Nahm: What do you think are the most important elements or concepts in playwriting?
Ko: To me, it’s contemporary relevance.
Nahm: Right, you said that. And you cultivate that in the classroom by having the students engage in discussion and listen to one another.
Ko: Playwrights can also write for TV or film, and if you have a hit show, it can make you a famous writer overnight. But in that case, these writers risk writing only things that look entertaining, or ingenious or flashy, rather than craft their own world through drama. I try to prevent that kind of thinking when these writers are in school because it’s important to me that plays contain an urgent question. It’s not enough for a playwright to create a dramatic world because they think it will be fun or beautiful. I believe that they choose to represent a certain world because deep down they want to find the answer to a question that they carry with them in their everyday life. If there is no urgent question, then the story is hollow. So I encourage my students to find the urgent question in their work.
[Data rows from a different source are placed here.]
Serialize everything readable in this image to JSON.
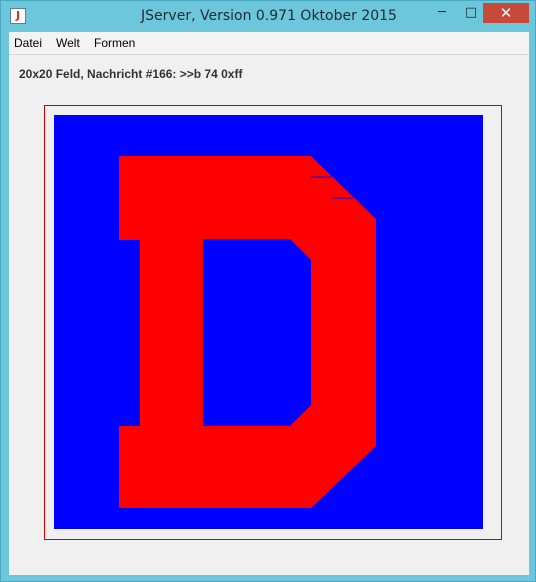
{
  "window": {
    "title": "JServer, Version 0.971 Oktober 2015",
    "app_icon_glyph": "J",
    "controls": {
      "minimize": "─",
      "maximize": "□",
      "close": "✕"
    }
  },
  "menu": {
    "items": [
      {
        "label": "Datei"
      },
      {
        "label": "Welt"
      },
      {
        "label": "Formen"
      }
    ]
  },
  "status": "20x20 Feld, Nachricht #166: >>b 74 0xff",
  "board": {
    "grid": "20x20",
    "background_color": "#0000ff",
    "shape_color": "#ff0000",
    "border_color": "#d40000",
    "shape": "letter D"
  }
}
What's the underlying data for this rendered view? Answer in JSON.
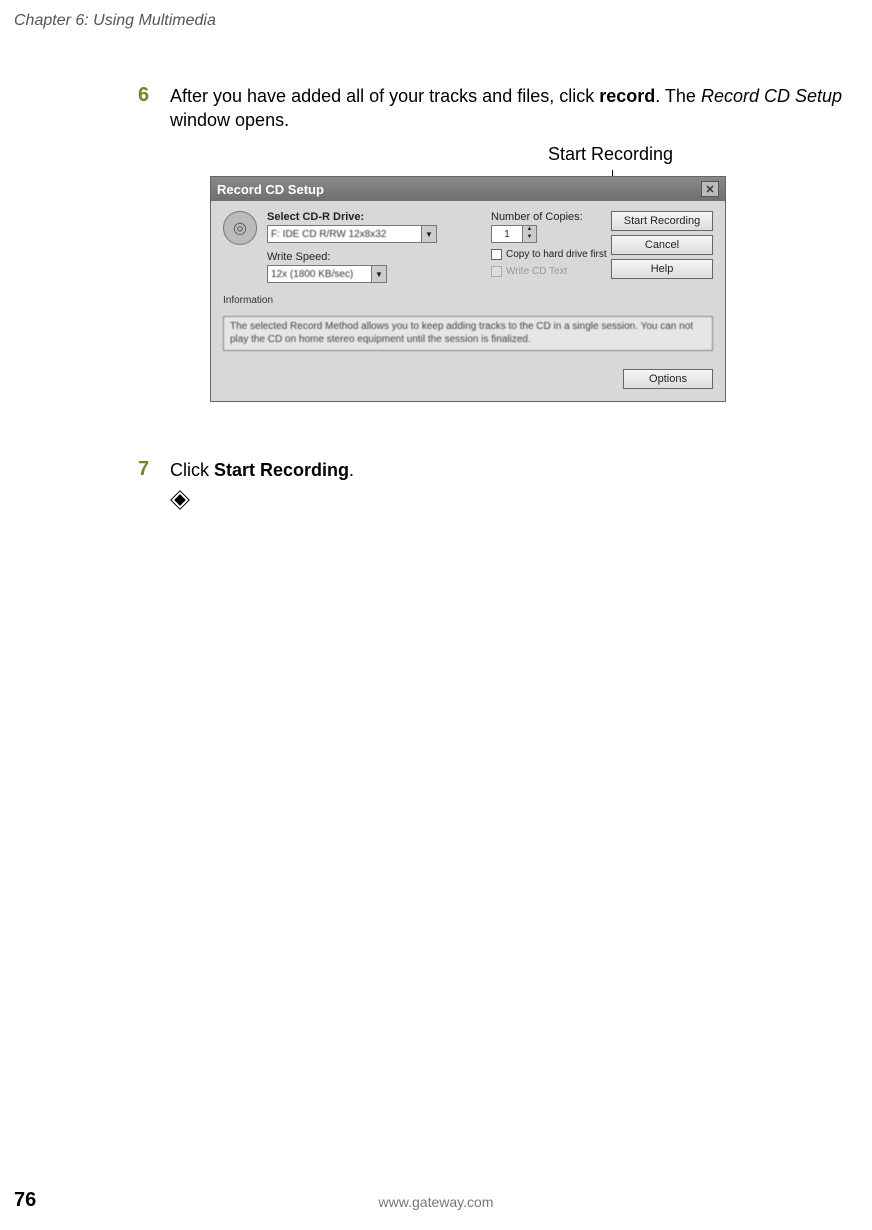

 Translator’s Note: Traditionally, one becomes a member of the Korean literary community by winning one of the “New Spring Literary Competitions” that the major newspapers hold each year.
This interview is part of the project The Global Playwriting Workbook (Methuen Drama 2019), by Ana Candida Carneiro.
This post was written by the author in their personal capacity.The opinions expressed in this article are the author’s own and do not reflect the view of The Theatre Times, their staff or collaborators.